### Directions
The whole listing that follows, pictures excepted, should be printed again exactly as given.

### Data for analysis
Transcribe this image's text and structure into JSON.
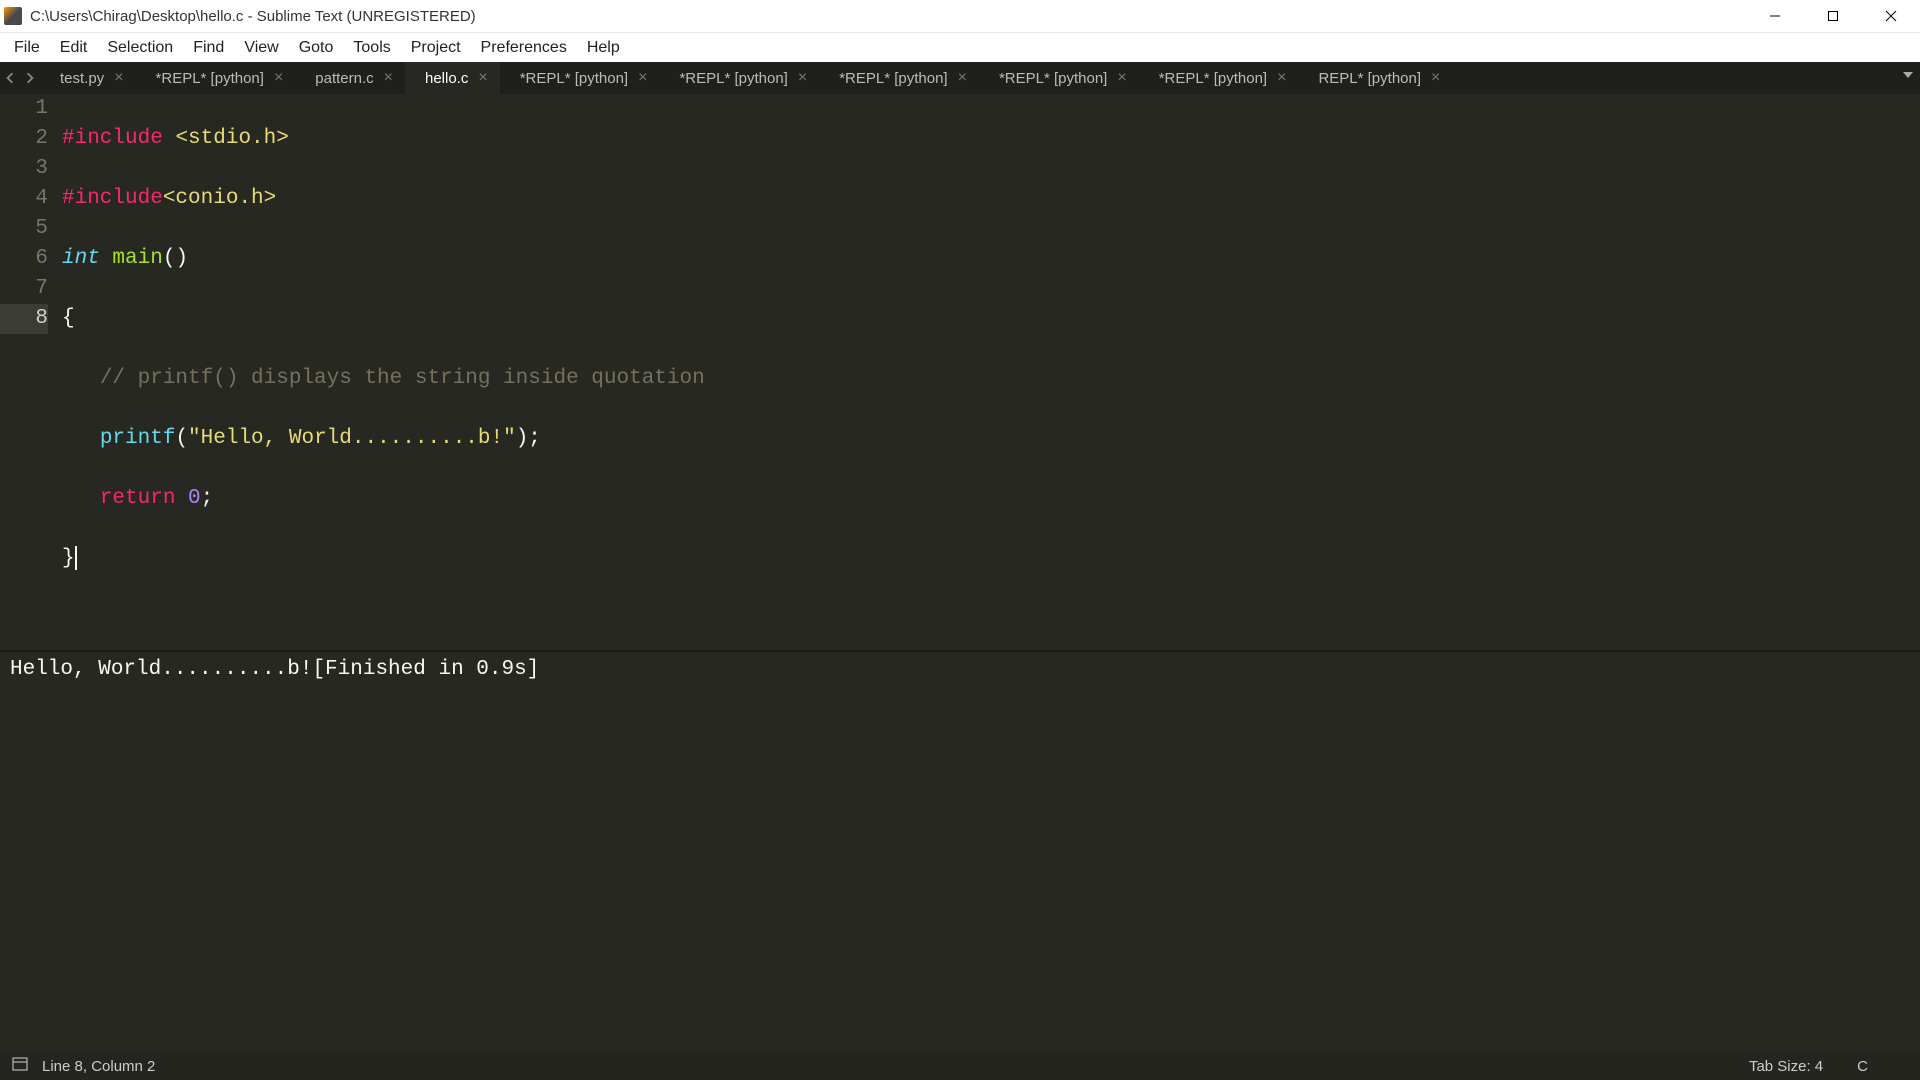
{
  "titlebar": {
    "title": "C:\\Users\\Chirag\\Desktop\\hello.c - Sublime Text (UNREGISTERED)"
  },
  "menu": [
    "File",
    "Edit",
    "Selection",
    "Find",
    "View",
    "Goto",
    "Tools",
    "Project",
    "Preferences",
    "Help"
  ],
  "tabs": [
    {
      "label": "test.py"
    },
    {
      "label": "*REPL* [python]"
    },
    {
      "label": "pattern.c"
    },
    {
      "label": "hello.c",
      "active": true
    },
    {
      "label": "*REPL* [python]"
    },
    {
      "label": "*REPL* [python]"
    },
    {
      "label": "*REPL* [python]"
    },
    {
      "label": "*REPL* [python]"
    },
    {
      "label": "*REPL* [python]"
    },
    {
      "label": "REPL* [python]"
    }
  ],
  "code": {
    "lines": [
      "1",
      "2",
      "3",
      "4",
      "5",
      "6",
      "7",
      "8"
    ],
    "l1_pre": "#include",
    "l1_sp": " ",
    "l1_lib": "<stdio.h>",
    "l2_pre": "#include",
    "l2_lib": "<conio.h>",
    "l3_type": "int",
    "l3_sp": " ",
    "l3_fn": "main",
    "l3_paren": "()",
    "l4": "{",
    "l5_indent": "   ",
    "l5_cmt": "// printf() displays the string inside quotation",
    "l6_indent": "   ",
    "l6_call": "printf",
    "l6_open": "(",
    "l6_str": "\"Hello, World..........b!\"",
    "l6_close": ");",
    "l7_indent": "   ",
    "l7_kw": "return",
    "l7_sp": " ",
    "l7_num": "0",
    "l7_semi": ";",
    "l8": "}"
  },
  "output": "Hello, World..........b![Finished in 0.9s]",
  "status": {
    "pos": "Line 8, Column 2",
    "tabsize": "Tab Size: 4",
    "syntax": "C"
  }
}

### Exercise answer
Transcribe this image's text and structure into JSON.
{
  "titlebar": {
    "title": "C:\\Users\\Chirag\\Desktop\\hello.c - Sublime Text (UNREGISTERED)"
  },
  "menu": [
    "File",
    "Edit",
    "Selection",
    "Find",
    "View",
    "Goto",
    "Tools",
    "Project",
    "Preferences",
    "Help"
  ],
  "tabs": [
    {
      "label": "test.py"
    },
    {
      "label": "*REPL* [python]"
    },
    {
      "label": "pattern.c"
    },
    {
      "label": "hello.c",
      "active": true
    },
    {
      "label": "*REPL* [python]"
    },
    {
      "label": "*REPL* [python]"
    },
    {
      "label": "*REPL* [python]"
    },
    {
      "label": "*REPL* [python]"
    },
    {
      "label": "*REPL* [python]"
    },
    {
      "label": "REPL* [python]"
    }
  ],
  "code": {
    "lines": [
      "1",
      "2",
      "3",
      "4",
      "5",
      "6",
      "7",
      "8"
    ],
    "l1_pre": "#include",
    "l1_sp": " ",
    "l1_lib": "<stdio.h>",
    "l2_pre": "#include",
    "l2_lib": "<conio.h>",
    "l3_type": "int",
    "l3_sp": " ",
    "l3_fn": "main",
    "l3_paren": "()",
    "l4": "{",
    "l5_indent": "   ",
    "l5_cmt": "// printf() displays the string inside quotation",
    "l6_indent": "   ",
    "l6_call": "printf",
    "l6_open": "(",
    "l6_str": "\"Hello, World..........b!\"",
    "l6_close": ");",
    "l7_indent": "   ",
    "l7_kw": "return",
    "l7_sp": " ",
    "l7_num": "0",
    "l7_semi": ";",
    "l8": "}"
  },
  "output": "Hello, World..........b![Finished in 0.9s]",
  "status": {
    "pos": "Line 8, Column 2",
    "tabsize": "Tab Size: 4",
    "syntax": "C"
  }
}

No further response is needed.